Super Mario Land 2 introduces secondary goals which are conveniently tallied up for you on the file select screen, much like Super Mario World. In Super Mario Land 2, secondary goals consist of finding secret exits in the levels that open up paths to additional levels. Many of the secondary goals are not revealed explicitly in the game Unlike Super Mario World, there is no way to know where to look for many of the secondary goals or whether you have finished all of them.

Super Mario Land 3 takes secondary goals into their current state. Firstly, they’ve added a treasure collecting aspect to the game. You can clearly see all the treasures you have each time you complete a level. Secondly, levels with secret exits are clearly marked on the map screen, much like Super Mario World. Thirdly, the game tells you to “PLEASE RETRY” when you beat the game if you haven’t completed all of the secondary goals. And lastly, after beating the game, the levels that contain treasures that you haven’t gotten yet are now marked so you know exactly where you need to be looking to complete the rest of the goals.

What separates this game from previous games in the series is that you are basically told that you aren’t done yet if you haven’t completed all of the secondary goals. Newer games in the series further integrate secondary goals into the game, giving the player the impression that they aren’t done until all of the goals are completed. For instance, Super Mario World 2, the next game in the series, gives the player a score for each level (up to 100). The secondary goals are the same for each level, find a certain number of certain types of items. As a gamer, seeing less than 100 compels me to go back in and try to get everything.

All of the newer Super Mario games have these integrated secondary goals that keep you playing until you have done everything there is to do. This is what Super Mario is these days.

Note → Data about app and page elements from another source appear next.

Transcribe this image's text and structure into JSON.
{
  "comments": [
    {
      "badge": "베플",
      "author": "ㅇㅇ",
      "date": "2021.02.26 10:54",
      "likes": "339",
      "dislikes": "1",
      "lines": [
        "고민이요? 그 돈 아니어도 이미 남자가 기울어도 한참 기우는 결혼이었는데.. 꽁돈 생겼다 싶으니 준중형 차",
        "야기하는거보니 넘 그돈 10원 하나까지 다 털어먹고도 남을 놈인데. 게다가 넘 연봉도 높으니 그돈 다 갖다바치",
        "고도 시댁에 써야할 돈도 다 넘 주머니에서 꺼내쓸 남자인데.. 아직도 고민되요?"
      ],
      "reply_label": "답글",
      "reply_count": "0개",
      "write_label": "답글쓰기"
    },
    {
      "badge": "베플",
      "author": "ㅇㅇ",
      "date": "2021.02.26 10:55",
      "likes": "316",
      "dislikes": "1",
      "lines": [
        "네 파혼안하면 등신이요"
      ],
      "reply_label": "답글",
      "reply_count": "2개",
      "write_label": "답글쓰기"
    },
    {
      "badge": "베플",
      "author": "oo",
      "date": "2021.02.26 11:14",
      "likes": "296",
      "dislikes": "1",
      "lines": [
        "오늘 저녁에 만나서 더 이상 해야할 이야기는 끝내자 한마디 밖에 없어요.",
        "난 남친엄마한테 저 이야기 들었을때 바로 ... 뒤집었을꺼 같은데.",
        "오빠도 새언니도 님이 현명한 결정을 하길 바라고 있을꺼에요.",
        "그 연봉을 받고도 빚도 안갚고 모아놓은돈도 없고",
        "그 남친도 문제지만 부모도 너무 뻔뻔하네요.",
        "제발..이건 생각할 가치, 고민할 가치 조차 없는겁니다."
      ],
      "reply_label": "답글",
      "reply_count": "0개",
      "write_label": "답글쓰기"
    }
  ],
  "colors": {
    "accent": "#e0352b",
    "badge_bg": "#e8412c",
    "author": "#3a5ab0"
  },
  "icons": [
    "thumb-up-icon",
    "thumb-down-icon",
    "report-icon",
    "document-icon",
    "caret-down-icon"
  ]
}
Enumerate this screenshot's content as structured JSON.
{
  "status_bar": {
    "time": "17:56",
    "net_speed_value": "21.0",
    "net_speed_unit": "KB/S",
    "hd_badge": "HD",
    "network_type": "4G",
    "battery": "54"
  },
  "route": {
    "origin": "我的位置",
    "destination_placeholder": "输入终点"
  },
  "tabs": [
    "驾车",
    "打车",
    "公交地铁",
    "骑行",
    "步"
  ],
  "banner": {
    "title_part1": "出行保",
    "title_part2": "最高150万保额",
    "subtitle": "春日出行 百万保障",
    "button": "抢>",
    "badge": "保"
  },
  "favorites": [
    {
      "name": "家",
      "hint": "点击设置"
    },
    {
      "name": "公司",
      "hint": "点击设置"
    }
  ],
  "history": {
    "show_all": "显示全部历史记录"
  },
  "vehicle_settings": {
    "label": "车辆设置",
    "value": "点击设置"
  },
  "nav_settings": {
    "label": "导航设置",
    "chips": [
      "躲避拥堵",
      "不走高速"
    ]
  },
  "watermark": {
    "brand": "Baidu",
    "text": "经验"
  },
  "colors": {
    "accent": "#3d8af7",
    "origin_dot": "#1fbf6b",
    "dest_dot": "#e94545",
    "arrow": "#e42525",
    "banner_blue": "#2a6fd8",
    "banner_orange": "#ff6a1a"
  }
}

To me, Super Mario Land 3 represents the moment when the Super Mario series went from being an adolescent to being a young adult.